→ Work order
Scan the records for the word "header". Copy each line that includes it.

*** Working data ***

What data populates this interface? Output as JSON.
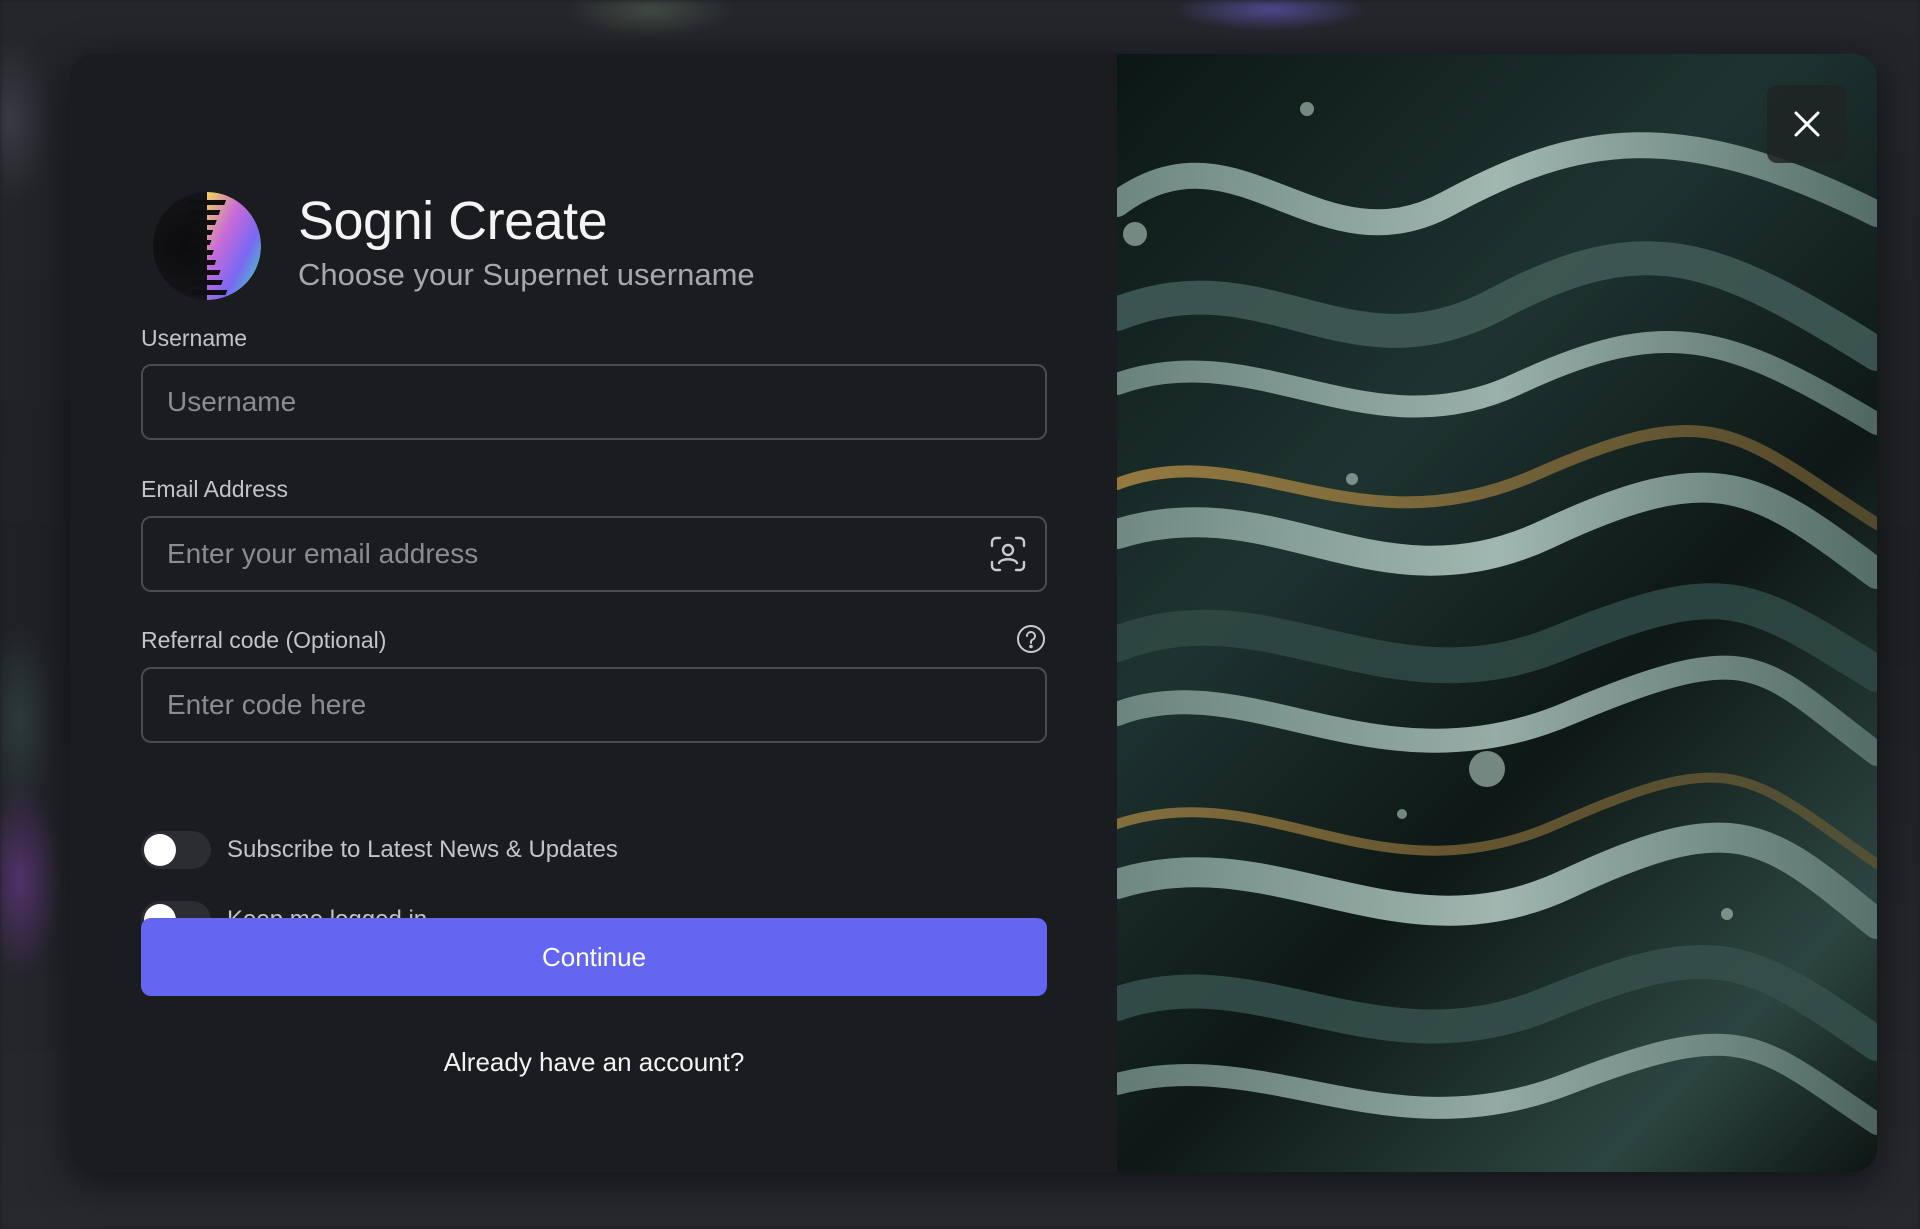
{
  "app": {
    "title": "Sogni Create",
    "subtitle": "Choose your Supernet username"
  },
  "form": {
    "username": {
      "label": "Username",
      "placeholder": "Username",
      "value": ""
    },
    "email": {
      "label": "Email Address",
      "placeholder": "Enter your email address",
      "value": "",
      "icon": "contact-autofill-icon"
    },
    "referral": {
      "label": "Referral code (Optional)",
      "placeholder": "Enter code here",
      "value": "",
      "help_icon": "question-circle-icon"
    },
    "toggles": [
      {
        "label": "Subscribe to Latest News & Updates",
        "checked": false
      },
      {
        "label": "Keep me logged in",
        "checked": false
      }
    ],
    "continue_label": "Continue",
    "login_link": "Already have an account?"
  },
  "close_icon": "close-icon",
  "colors": {
    "accent": "#6366f1",
    "panel_bg": "#1a1c20",
    "input_border": "#4a4c52"
  }
}
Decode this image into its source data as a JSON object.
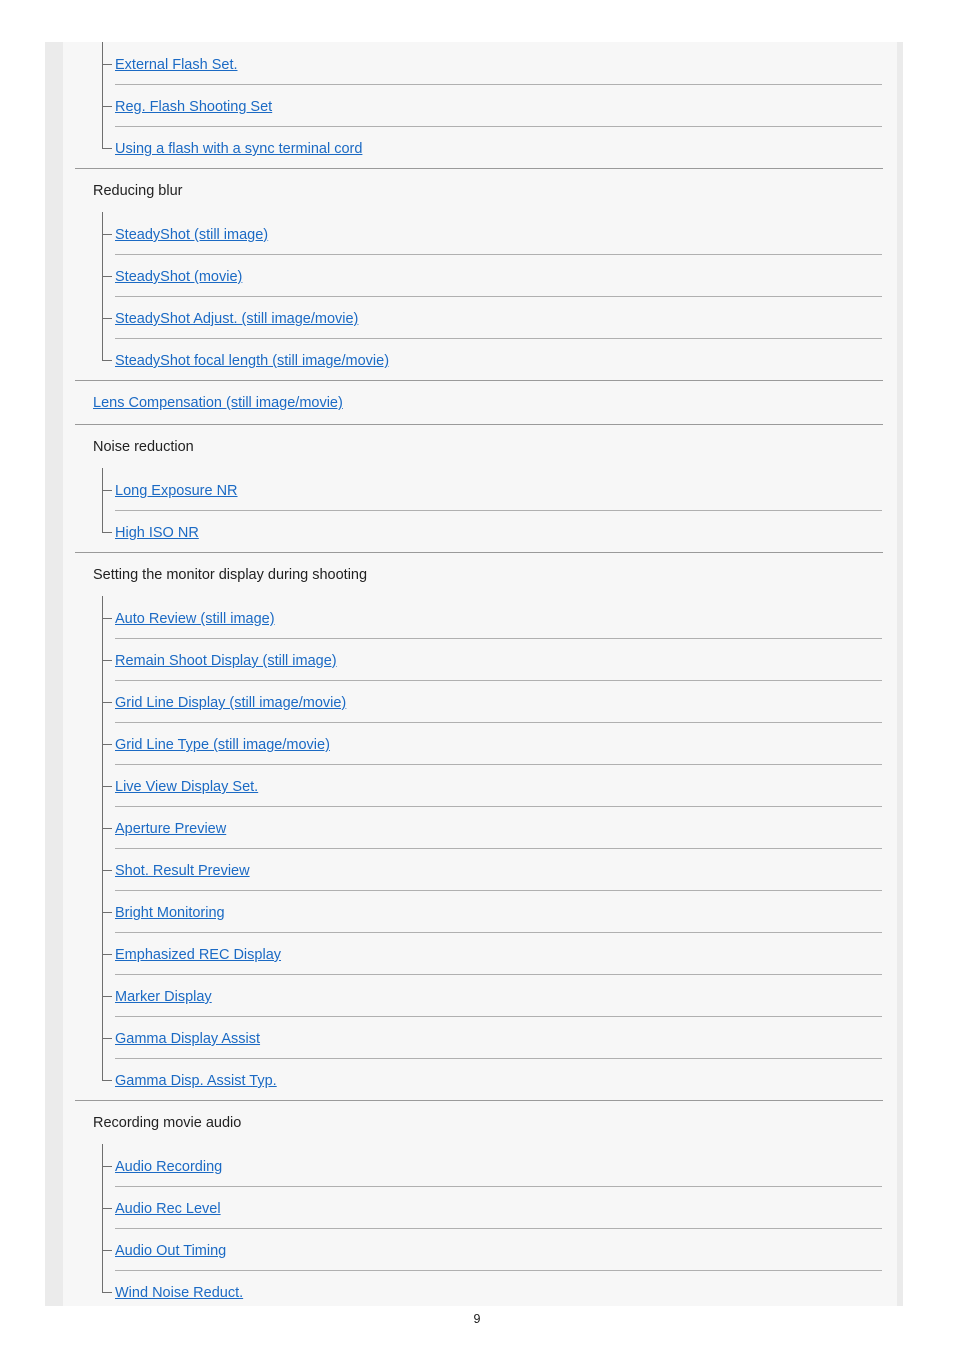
{
  "document": {
    "page_number": "9",
    "link_color": "#1b6ac4",
    "text_color": "#222222",
    "panel_bg": "#f7f7f7",
    "gutter_bg": "#ebebeb",
    "rule_color": "#9a9a9a",
    "subrule_color": "#b0b0b0",
    "tree_color": "#6f6f6f"
  },
  "toc": {
    "groups": [
      {
        "type": "continued-children",
        "header": null,
        "children": [
          {
            "label": "External Flash Set."
          },
          {
            "label": "Reg. Flash Shooting Set"
          },
          {
            "label": "Using a flash with a sync terminal cord"
          }
        ]
      },
      {
        "type": "section",
        "header": "Reducing blur",
        "children": [
          {
            "label": "SteadyShot (still image)"
          },
          {
            "label": "SteadyShot (movie)"
          },
          {
            "label": "SteadyShot Adjust. (still image/movie)"
          },
          {
            "label": "SteadyShot focal length (still image/movie)"
          }
        ]
      },
      {
        "type": "link",
        "header": "Lens Compensation (still image/movie)",
        "children": []
      },
      {
        "type": "section",
        "header": "Noise reduction",
        "children": [
          {
            "label": "Long Exposure NR"
          },
          {
            "label": "High ISO NR"
          }
        ]
      },
      {
        "type": "section",
        "header": "Setting the monitor display during shooting",
        "children": [
          {
            "label": "Auto Review (still image)"
          },
          {
            "label": "Remain Shoot Display (still image)"
          },
          {
            "label": "Grid Line Display (still image/movie)"
          },
          {
            "label": "Grid Line Type (still image/movie)"
          },
          {
            "label": "Live View Display Set."
          },
          {
            "label": "Aperture Preview"
          },
          {
            "label": "Shot. Result Preview"
          },
          {
            "label": "Bright Monitoring"
          },
          {
            "label": "Emphasized REC Display"
          },
          {
            "label": "Marker Display"
          },
          {
            "label": "Gamma Display Assist"
          },
          {
            "label": "Gamma Disp. Assist Typ."
          }
        ]
      },
      {
        "type": "section",
        "header": "Recording movie audio",
        "children": [
          {
            "label": "Audio Recording"
          },
          {
            "label": "Audio Rec Level"
          },
          {
            "label": "Audio Out Timing"
          },
          {
            "label": "Wind Noise Reduct."
          }
        ]
      }
    ]
  }
}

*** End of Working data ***

→ Exercise output
        "header": null,
        "header": "Reducing blur",
        "header": "Lens Compensation (still image/movie)",
        "header": "Noise reduction",
        "header": "Setting the monitor display during shooting",
        "header": "Recording movie audio",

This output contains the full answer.